BEGIN DATA FOR PROCESSING

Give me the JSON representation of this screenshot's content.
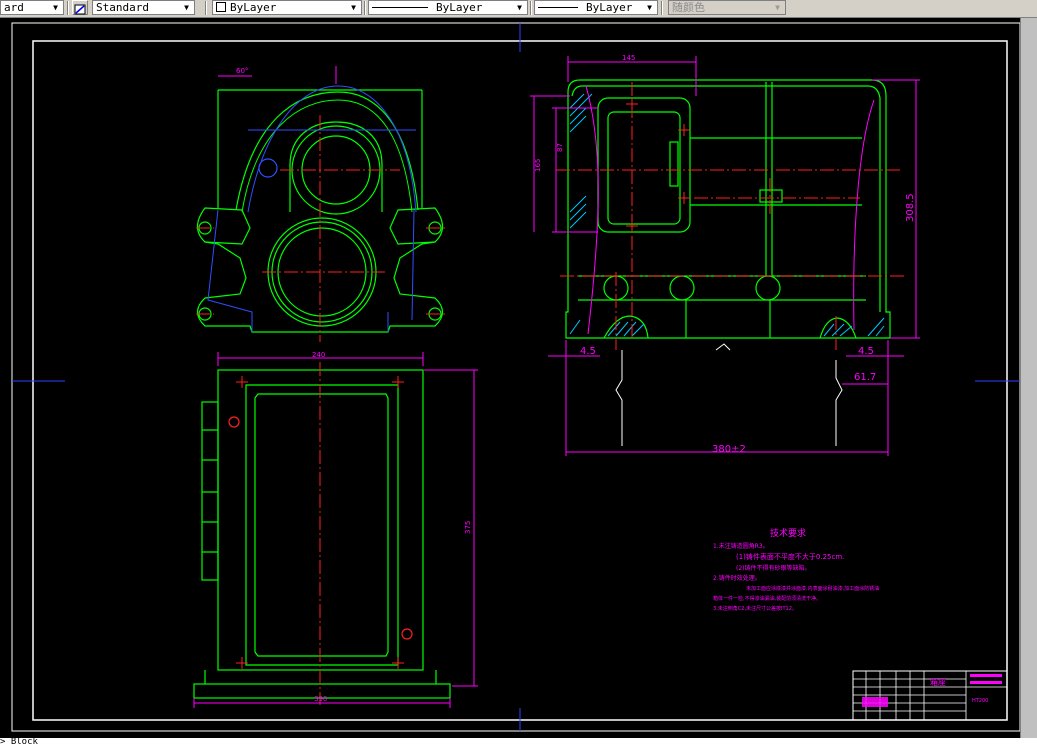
{
  "toolbar": {
    "style_value": "ard",
    "dimstyle_value": "Standard",
    "layer_value": "ByLayer",
    "linetype_value": "ByLayer",
    "lineweight_value": "ByLayer",
    "plotstyle_value": "随颜色"
  },
  "drawing": {
    "front_view": {
      "top_dim": "60°"
    },
    "plan_view": {
      "top_dim": "240",
      "right_dim": "375",
      "bottom_dim": "390"
    },
    "side_view": {
      "top_dim": "145",
      "left_dim_inner": "87",
      "left_dim_outer": "165",
      "right_dim": "308.5",
      "left_bottom_dim": "4.5",
      "right_bottom_dim": "4.5",
      "side_dim": "61.7",
      "bottom_dim": "380±2"
    },
    "notes": {
      "title": "技术要求",
      "lines": [
        "1.未注铸造圆角R3。",
        "(1)铸件表面不平度不大于0.25cm.",
        "(2)铸件不得有砂眼等缺陷。",
        "2.铸件时效处理。",
        "未加工面应涂底漆并涂面漆,内表面涂耐油漆,加工面涂防锈油",
        "箱体一件一检,不得渗油漏油,装配前须清洗干净。",
        "3.未注倒角C2,未注尺寸公差按IT12。"
      ]
    },
    "title_block": {
      "part_name": "箱座",
      "material": "HT200"
    }
  },
  "command_line": {
    "text": "> Block"
  }
}
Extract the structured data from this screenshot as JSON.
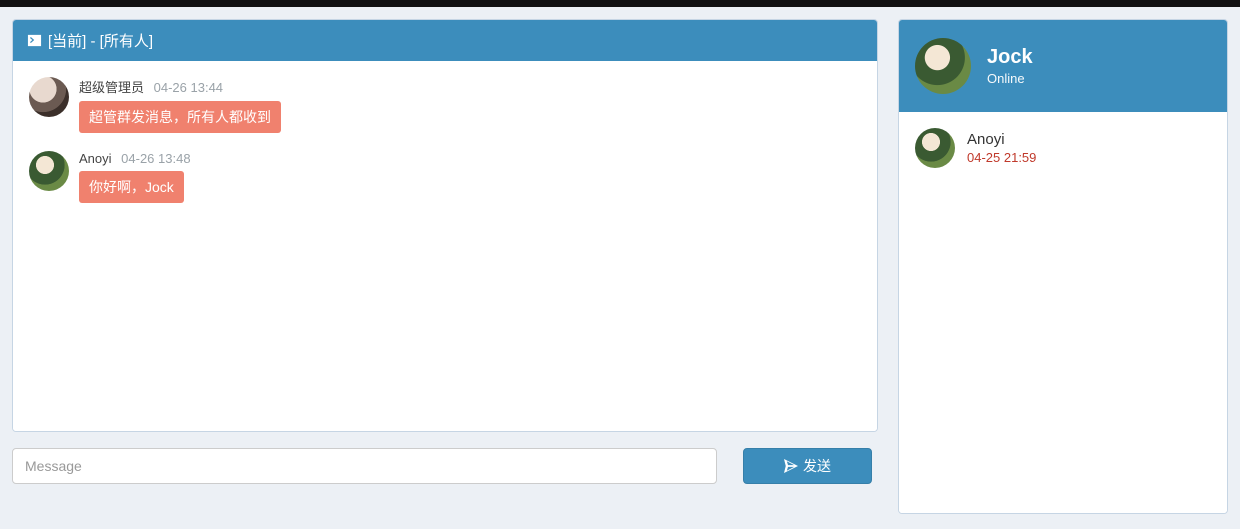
{
  "chat": {
    "header": {
      "icon": "terminal-icon",
      "title": "[当前] - [所有人]"
    },
    "messages": [
      {
        "sender": "超级管理员",
        "time": "04-26 13:44",
        "text": "超管群发消息，所有人都收到",
        "avatar": "av-admin"
      },
      {
        "sender": "Anoyi",
        "time": "04-26 13:48",
        "text": "你好啊，Jock",
        "avatar": "av-anoyi"
      }
    ],
    "composer": {
      "placeholder": "Message",
      "value": "",
      "send_label": "发送"
    }
  },
  "profile": {
    "name": "Jock",
    "status": "Online",
    "avatar": "av-jock"
  },
  "contacts": [
    {
      "name": "Anoyi",
      "time": "04-25 21:59",
      "avatar": "av-anoyi"
    }
  ]
}
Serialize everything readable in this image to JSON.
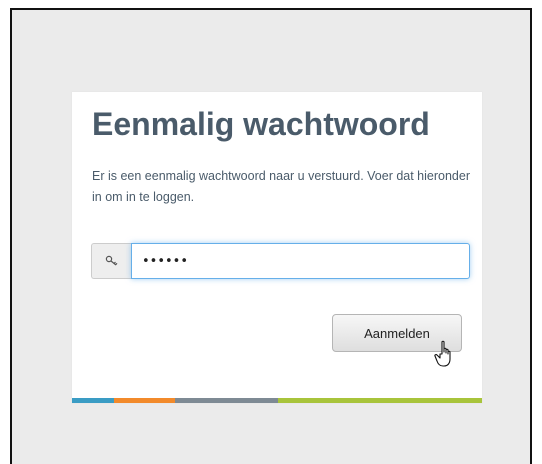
{
  "login": {
    "title": "Eenmalig wachtwoord",
    "instructions": "Er is een eenmalig wachtwoord naar u verstuurd. Voer dat hieronder in om in te loggen.",
    "password_value": "123456",
    "password_icon": "key-icon",
    "submit_label": "Aanmelden"
  },
  "pointer_icon": "hand-pointer-icon",
  "accent_colors": {
    "title": "#4a5b6a",
    "focus_border": "#66afe9",
    "stripe": [
      "#3a9cc4",
      "#f28a2b",
      "#7e8a94",
      "#a8c43b"
    ]
  }
}
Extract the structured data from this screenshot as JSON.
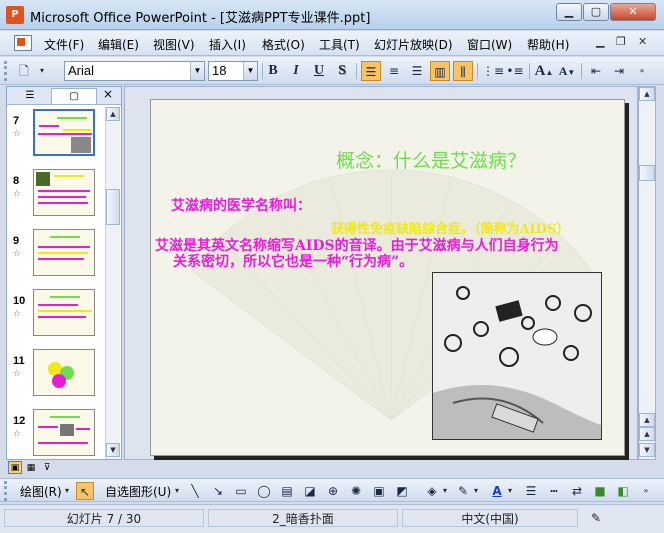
{
  "window": {
    "title": "Microsoft Office PowerPoint - [艾滋病PPT专业课件.ppt]",
    "app_icon": "P",
    "controls": {
      "minimize": "▁",
      "maximize": "▢",
      "close": "✕"
    }
  },
  "menu": {
    "items": [
      "文件(F)",
      "编辑(E)",
      "视图(V)",
      "插入(I)",
      "格式(O)",
      "工具(T)",
      "幻灯片放映(D)",
      "窗口(W)",
      "帮助(H)"
    ]
  },
  "toolbar": {
    "font_name": "Arial",
    "font_size": "18",
    "bold": "B",
    "italic": "I",
    "underline": "U",
    "shadow": "S",
    "increase_font": "A",
    "decrease_font": "A"
  },
  "left_pane": {
    "close": "×",
    "slides": [
      {
        "number": "7",
        "selected": true
      },
      {
        "number": "8"
      },
      {
        "number": "9"
      },
      {
        "number": "10"
      },
      {
        "number": "11"
      },
      {
        "number": "12"
      }
    ]
  },
  "slide": {
    "title": "概念：什么是艾滋病？",
    "line1": "艾滋病的医学名称叫：",
    "line2": "获得性免疫缺陷综合症。（简称为AIDS）",
    "line3a": "艾滋是其英文名称缩写AIDS的音译。由于艾滋病与人们自身行为",
    "line3b": "关系密切，所以它也是一种“行为病”。",
    "colors": {
      "title": "#6fdc4e",
      "body": "#e61fd7",
      "highlight": "#f0e81a"
    }
  },
  "drawing_toolbar": {
    "draw_label": "绘图(R)",
    "autoshapes_label": "自选图形(U)"
  },
  "status": {
    "slide_info": "幻灯片 7 / 30",
    "design": "2_暗香扑面",
    "language": "中文(中国)"
  }
}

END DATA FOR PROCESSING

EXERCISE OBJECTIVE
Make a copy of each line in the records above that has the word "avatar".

RESULT
        "avatar": "av-admin"
        "avatar": "av-anoyi"
    "avatar": "av-jock"
      "avatar": "av-anoyi"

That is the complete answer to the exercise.